Aside from the $30 million for democracy programs, the VERDAD Act authorises a whopping $400 million for fiscal year 2020 to carry out “humanitarian relief” activities such as humanitarian assistance to individuals and communities in Venezuela and humanitarian aid to Venezuelans and hosting communities in neighboring countries. The US Secretary of State is mandated to provide within 180 days an update to the Venezuela humanitarian assistance strategy in coordination with USAID. Aside from this proviso, the allocation of the expenditures is very vague and leaves the door open to any interpretation or act of faith. For instance, it is not obvious that humanitarian assistance from the US can be provided within Venezuela. What then?

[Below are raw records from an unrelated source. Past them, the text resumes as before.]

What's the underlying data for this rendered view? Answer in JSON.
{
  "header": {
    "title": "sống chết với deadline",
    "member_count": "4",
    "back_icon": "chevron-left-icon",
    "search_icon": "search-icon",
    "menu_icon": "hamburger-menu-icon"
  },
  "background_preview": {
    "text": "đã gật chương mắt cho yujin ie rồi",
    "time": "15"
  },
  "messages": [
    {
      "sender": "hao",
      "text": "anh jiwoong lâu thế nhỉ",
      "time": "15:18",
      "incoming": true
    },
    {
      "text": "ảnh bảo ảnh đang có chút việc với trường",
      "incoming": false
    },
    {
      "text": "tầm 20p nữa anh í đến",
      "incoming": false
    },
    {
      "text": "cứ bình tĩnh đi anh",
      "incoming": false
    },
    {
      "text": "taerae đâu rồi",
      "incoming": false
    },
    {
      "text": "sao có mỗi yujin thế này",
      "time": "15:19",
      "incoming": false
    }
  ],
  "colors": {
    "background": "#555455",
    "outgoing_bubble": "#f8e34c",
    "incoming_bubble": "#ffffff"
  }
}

The legislation with the misnomer VERDAD, which means TRUTH in Spanish, is a repetition of untruths to justify the need to provide humanitarian relief. It has the standard US government recognition for the president of the National Assembly Juan Guaidó who was “sworn in” (read, self-appointed) as interim president on January 23, 2019 following the “fraudulent” (read, not suitable to the US) election of May 20, 2018. It further states the US full support for the International Contact Group on Venezuela (European Union, France, Germany, Italy, Spain, Portugal, Sweden, the Netherlands, the United Kingdom, Ecuador, Costa Rica, and Uruguay), the OAS and the Lima Group (Argentina, Brazil, Canada, Chile, Colombia, Costa Rica, Guatemala, Guyana, Honduras, Panama, Paraguay, Peru, and Saint Lucia). Relevant comparison here is the almost 120 countries that have recognised the Maduro government.

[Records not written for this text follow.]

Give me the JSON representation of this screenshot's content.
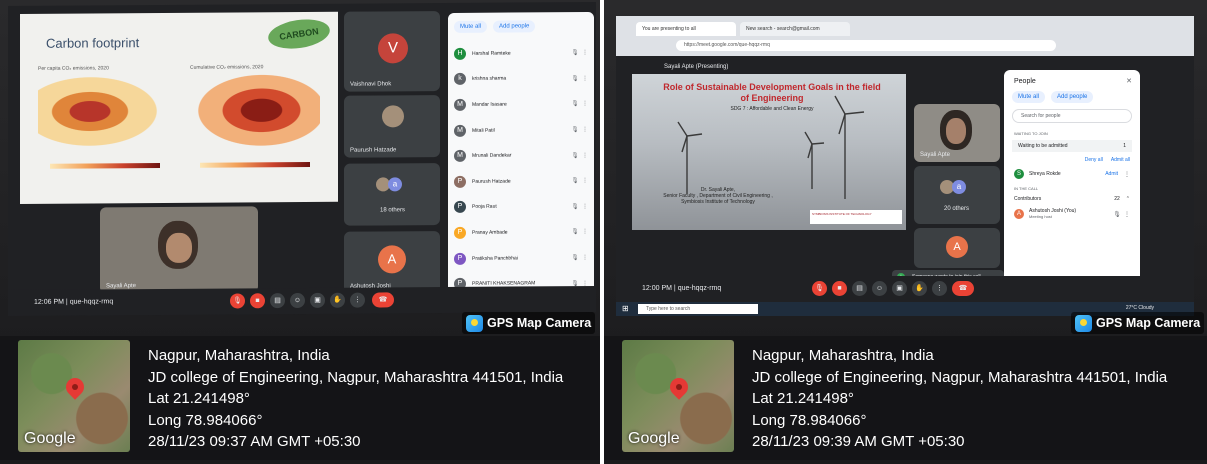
{
  "left_photo": {
    "slide": {
      "title": "Carbon footprint",
      "logo_text": "CARBON",
      "map_a_caption": "Per capita CO₂ emissions, 2020",
      "map_b_caption": "Cumulative CO₂ emissions, 2020"
    },
    "tiles": {
      "vaishnavi": {
        "initial": "V",
        "name": "Vaishnavi Dhok",
        "color": "#c5443b"
      },
      "paurush": {
        "name": "Paurush Hatzade"
      },
      "others": {
        "initial": "a",
        "label": "18 others",
        "color": "#7e8ce0"
      },
      "ashutosh": {
        "initial": "A",
        "name": "Ashutosh Joshi",
        "color": "#e8734a"
      },
      "self": {
        "name": "Sayali Apte"
      }
    },
    "people_panel": {
      "mute_all": "Mute all",
      "add_people": "Add people",
      "participants": [
        {
          "initial": "H",
          "name": "Harshal Ramteke",
          "color": "#1e8e3e"
        },
        {
          "initial": "k",
          "name": "krishna sharma",
          "color": "#5f6368"
        },
        {
          "initial": "M",
          "name": "Mandar Isasare",
          "color": "#5f6368"
        },
        {
          "initial": "M",
          "name": "Mitali Patil",
          "color": "#5f6368"
        },
        {
          "initial": "M",
          "name": "Mrunali Dandekar",
          "color": "#5f6368"
        },
        {
          "initial": "P",
          "name": "Paurush Hatzade",
          "color": "#8d6e63"
        },
        {
          "initial": "P",
          "name": "Pooja Raut",
          "color": "#37474f"
        },
        {
          "initial": "P",
          "name": "Pranay Ambade",
          "color": "#f9a825"
        },
        {
          "initial": "P",
          "name": "Pratiksha Panchbhai",
          "color": "#7e57c2"
        },
        {
          "initial": "P",
          "name": "PRANITI KHAKSENAGRAM",
          "color": "#5f6368"
        }
      ]
    },
    "meeting_bar": {
      "time": "12:06 PM",
      "separator": "|",
      "code": "que-hqqz-rmq"
    }
  },
  "right_photo": {
    "browser": {
      "tab_1": "You are presenting to all",
      "tab_2": "New search - search@gmail.com",
      "url": "https://meet.google.com/que-hqqz-rmq"
    },
    "presenting_label": "Sayali Apte (Presenting)",
    "slide": {
      "title": "Role of Sustainable Development Goals in the field of Engineering",
      "subtitle": "SDG 7 : Affordable and Clean Energy",
      "author_name": "Dr. Sayali Apte,",
      "author_role": "Senior Faculty , Department of Civil Engineering ,",
      "author_org": "Symbiosis Institute of Technology",
      "badge_text": "SYMBIOSIS INSTITUTE OF TECHNOLOGY"
    },
    "tiles": {
      "presenter": {
        "name": "Sayali Apte"
      },
      "others": {
        "initial": "a",
        "label": "20 others",
        "color": "#7e8ce0"
      },
      "ashutosh": {
        "initial": "A",
        "color": "#e8734a"
      }
    },
    "people_panel": {
      "title": "People",
      "close": "✕",
      "mute_all": "Mute all",
      "add_people": "Add people",
      "search_placeholder": "Search for people",
      "waiting_section": "WAITING TO JOIN",
      "waiting_label": "Waiting to be admitted",
      "waiting_count": "1",
      "deny_all": "Deny all",
      "admit_all": "Admit all",
      "waiting_person": {
        "initial": "S",
        "name": "Shreya Rokde",
        "action": "Admit",
        "color": "#1e8e3e"
      },
      "in_call_section": "IN THE CALL",
      "contributors_label": "Contributors",
      "contributors_count": "22",
      "first_contributor": {
        "initial": "A",
        "name": "Ashutosh Joshi (You)",
        "role": "Meeting host",
        "color": "#e8734a"
      }
    },
    "toast": "Someone wants to join this call",
    "meeting_bar": {
      "time": "12:00 PM",
      "separator": "|",
      "code": "que-hqqz-rmq"
    },
    "taskbar": {
      "search_placeholder": "Type here to search",
      "weather": "27°C Cloudy"
    }
  },
  "watermarks": [
    {
      "badge": "GPS Map Camera",
      "city": "Nagpur, Maharashtra, India",
      "address": "JD college of Engineering, Nagpur, Maharashtra 441501, India",
      "lat": "Lat 21.241498°",
      "long": "Long 78.984066°",
      "datetime": "28/11/23 09:37 AM GMT +05:30",
      "map_logo": "Google"
    },
    {
      "badge": "GPS Map Camera",
      "city": "Nagpur, Maharashtra, India",
      "address": "JD college of Engineering, Nagpur, Maharashtra 441501, India",
      "lat": "Lat 21.241498°",
      "long": "Long 78.984066°",
      "datetime": "28/11/23 09:39 AM GMT +05:30",
      "map_logo": "Google"
    }
  ],
  "icons": [
    "mic-off-icon",
    "camera-icon",
    "captions-icon",
    "emoji-icon",
    "present-icon",
    "hand-icon",
    "more-icon",
    "end-call-icon",
    "pin-icon",
    "gps-camera-icon"
  ],
  "colors": {
    "meet_background": "#202124",
    "tile": "#3c4043",
    "end_call": "#ea4335",
    "accent": "#1a73e8",
    "map_pin": "#e53935"
  }
}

Moreover, the VERDAD Act calls for “new presidential election in Venezuela that complies with international standards” (read, accepted by the US), with international observers like the OAS (read, the organization that contributed to the military coup in Bolivia), and boosting “independent media outlets” (read, corporate media). To carry out this activity the bill grants an extra $17.5 million to the office of the Secretary of State.

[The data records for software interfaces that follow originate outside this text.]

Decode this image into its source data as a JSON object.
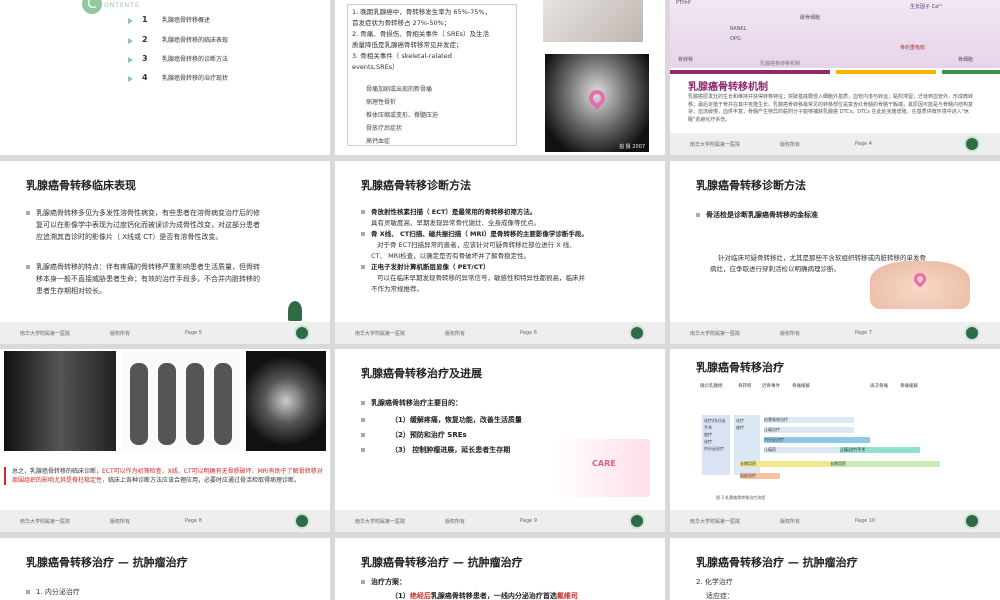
{
  "s1": {
    "logo_letter": "C",
    "contents_label": "ONTENTS",
    "items": [
      {
        "num": "1",
        "label": "乳腺癌骨转移概述"
      },
      {
        "num": "2",
        "label": "乳腺癌骨转移的临床表现"
      },
      {
        "num": "3",
        "label": "乳腺癌骨转移的诊断方法"
      },
      {
        "num": "4",
        "label": "乳腺癌骨转移的治疗现状"
      }
    ]
  },
  "s2": {
    "lines": [
      "1. 晚期乳腺癌中，骨转移发生率为 65%-75%，",
      "首发症状为骨转移占 27%-50%；",
      "2. 骨痛、骨损伤、骨相关事件（ SREs）及生活",
      "质量降低是乳腺癌骨转移常见并发症；",
      "3. 骨相关事件（ skeletal-ralated",
      "events,SREs）"
    ],
    "sub_items": [
      "骨痛加剧或出现的新骨痛",
      "病理性骨折",
      "椎体压缩或变形、脊髓压迫",
      "骨放疗后症状",
      "高钙血症"
    ],
    "xray_caption": "拍 摄 2007"
  },
  "s3": {
    "title": "乳腺癌骨转移机制",
    "diagram_labels": [
      "PTHrP",
      "生长因子 Ca²⁺",
      "破骨细胞",
      "RANKL",
      "OPG",
      "骨的重吸收",
      "骨转移",
      "骨细胞"
    ],
    "bottom_caption": "乳腺癌骨转移机制",
    "body": "乳腺癌原发灶的生长和维持并获得转移特征；突破基底膜侵入细胞外基质，血管内渗与转运；黏附滞留；迁徙到血管外，形成微转移；最后定植于骨并在其中克隆生长。乳腺癌骨转移最常见的转移部位是富含红骨髓的骨骼干骺端，其原因可能是与骨髓内结构复杂，血流缓慢，血供丰富，骨髓产生特异的黏附分子能够捕获乳腺癌 DTCs，DTCs 在此处克隆增殖，在基质供微环境中进入\"休眠\"逃避化疗杀伤。",
    "footer_org": "南华大学附属第一医院",
    "footer_rights": "版权所有",
    "footer_page": "Page  4"
  },
  "s5": {
    "title": "乳腺癌骨转移临床表现",
    "p1": [
      "乳腺癌骨转移多见为多发性溶骨性病变，有些患者在溶骨病变治疗后的修",
      "复可以在影像学中表现为过度钙化而被误诊为成骨性改变，对这部分患者",
      "应追溯其首诊时的影像片（ X线或 CT）是否有溶骨性改变。"
    ],
    "p2": [
      "乳腺癌骨转移的特点：伴有疼痛的骨转移严重影响患者生活质量，但骨转",
      "移本身一般不直接威胁患者生命；有效的治疗手段多，不合并内脏转移的",
      "患者生存期相对较长。"
    ],
    "footer_org": "南华大学附属第一医院",
    "footer_rights": "版权所有",
    "footer_page": "Page  5"
  },
  "s6": {
    "title": "乳腺癌骨转移诊断方法",
    "b1": "骨放射性核素扫描（ ECT）是最常用的骨转移初筛方法。",
    "b1_sub": "具有灵敏度高、早期发现异常骨代谢灶、全身成像等优点。",
    "b2": "骨 X线、 CT扫描、磁共振扫描（ MRI）是骨转移的主要影像学诊断手段。",
    "b2_sub": [
      "对于骨 ECT扫描异常的患者，应该针对可疑骨转移灶部位进行 X 线、",
      "CT、 MRI检查，以确定是否有骨破坏并了解骨稳定性。"
    ],
    "b3": "正电子发射计算机断层显像（ PET/CT）",
    "b3_sub": [
      "可以在临床早期发现骨转移的异常信号，敏感性和特异性都很高，临床并",
      "不作为常规推荐。"
    ],
    "footer_org": "南华大学附属第一医院",
    "footer_rights": "版权所有",
    "footer_page": "Page  6"
  },
  "s7": {
    "title": "乳腺癌骨转移诊断方法",
    "b1": "骨活检是诊断乳腺癌骨转移的金标准",
    "body": [
      "针对临床可疑骨转移灶，尤其是那些不含软组织转移或内脏转移的单发骨",
      "病灶，应争取进行穿刺活检以明确病理诊断。"
    ],
    "footer_org": "南华大学附属第一医院",
    "footer_rights": "版权所有",
    "footer_page": "Page  7"
  },
  "s8": {
    "summary_prefix": "总之，乳腺癌骨转移的临床诊断，",
    "summary_red": "ECT可以作为初筛检查，X线、CT可以明确有无骨质破坏、MRI有助于了解骨转移对周围组织的影响尤其是脊柱稳定性，",
    "summary_suffix": "临床上各种诊断方法应该合理应用，必要时应通过骨活检取得病理诊断。",
    "footer_org": "南华大学附属第一医院",
    "footer_rights": "版权所有",
    "footer_page": "Page  8"
  },
  "s9": {
    "title": "乳腺癌骨转移治疗及进展",
    "b1": "乳腺癌骨转移治疗主要目的：",
    "goals": [
      "（1）缓解疼痛，恢复功能，改善生活质量",
      "（2）预防和治疗 SREs",
      "（3）  控制肿瘤进展，延长患者生存期"
    ],
    "image_text": "CARE",
    "footer_org": "南华大学附属第一医院",
    "footer_rights": "版权所有",
    "footer_page": "Page  9"
  },
  "s10": {
    "title": "乳腺癌骨转移治疗",
    "headers": [
      "确诊乳腺癌",
      "骨转移",
      "近骨事件",
      "骨痛缓解",
      "再次骨痛",
      "骨痛缓解"
    ],
    "left_list": [
      "化疗/内分泌",
      "手术",
      "放疗",
      "化疗",
      "内分泌治疗"
    ],
    "bars": [
      "抗骨吸收治疗",
      "止痛治疗",
      "内分泌治疗",
      "止痛药",
      "止痛治疗/手术",
      "长期用药",
      "长期用药",
      "局部治疗"
    ],
    "caption": "图 3  乳腺癌骨转移治疗流程",
    "footer_org": "南华大学附属第一医院",
    "footer_rights": "版权所有",
    "footer_page": "Page  10"
  },
  "s11": {
    "title": "乳腺癌骨转移治疗 — 抗肿瘤治疗",
    "item": "1. 内分泌治疗"
  },
  "s12": {
    "title": "乳腺癌骨转移治疗 — 抗肿瘤治疗",
    "b1": "治疗方案：",
    "line": "（1）",
    "red": "绝经后",
    "rest": "乳腺癌骨转移患者，一线内分泌治疗首选",
    "red2": "氟维司"
  },
  "s13": {
    "title": "乳腺癌骨转移治疗 — 抗肿瘤治疗",
    "item": "2. 化学治疗",
    "sub": "适应症："
  }
}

In a nutshell we can safely say that the US government will make large amounts of US tax payers money available for regime change in Venezuela under the guise of “humanitarian relief” for a crisis that the US government created to start with.
The VERDAD Act of 2019 has nothing new that we had not heard or reported before with the exception, perhaps, of the statement referred to by WOLA, “Nothing in this title [Title I – Venezuela Assistance] may be construed as an authorization for the use of military force.” But that does not give any reassurance to Venezuelans because in a Hybrid Warfare scenario it is very easy to create a situation where new conditions – likely fabricated under the pretence of national security – may be used on a whim to trigger a military intervention.
Indeed, a Hybrid Warfare uses some means that are readily recognisable such as infowar, discredit of leadership, recognition of an opposition, implementation of sanctions, financial and economic blockade, among others. These have all been utilised in the case of Venezuela, and the VERDAD Act spells them out with a dollar amount. But there are many other means of a Hybrid Warfare to achieve regime change that are not announced or perceptible, at least not until we see the resulting impact. For instance, the triggering of protests and riots, the arming of the opposition, acts of sabotage, promises of bribery for treason, and others.
If the US premises that Nicolas Maduro is a dictator and that there is no democratic process in Venezuela are false in order to justify its ideological goal, how can we trust Washington’s accountability process in the management of those funds appropriated for “humanitarian relief”? Wouldn’t it be more cost effective to end the sanctions? What if those funds are used to co-opt other governments in the region, the Lima Group countries, the OAS, or to create a paid mercenary group such as that proposed by private security firm Blackwater to topple Maduro?
The ultimate question is, is the US government using its legislative power to legitimize a Hybrid Warfare against Venezuela with the VERDAD Act of 2019?
Featured image: Activists gather in front of the Venezuelan embassy in Washington, DC in March, 2019.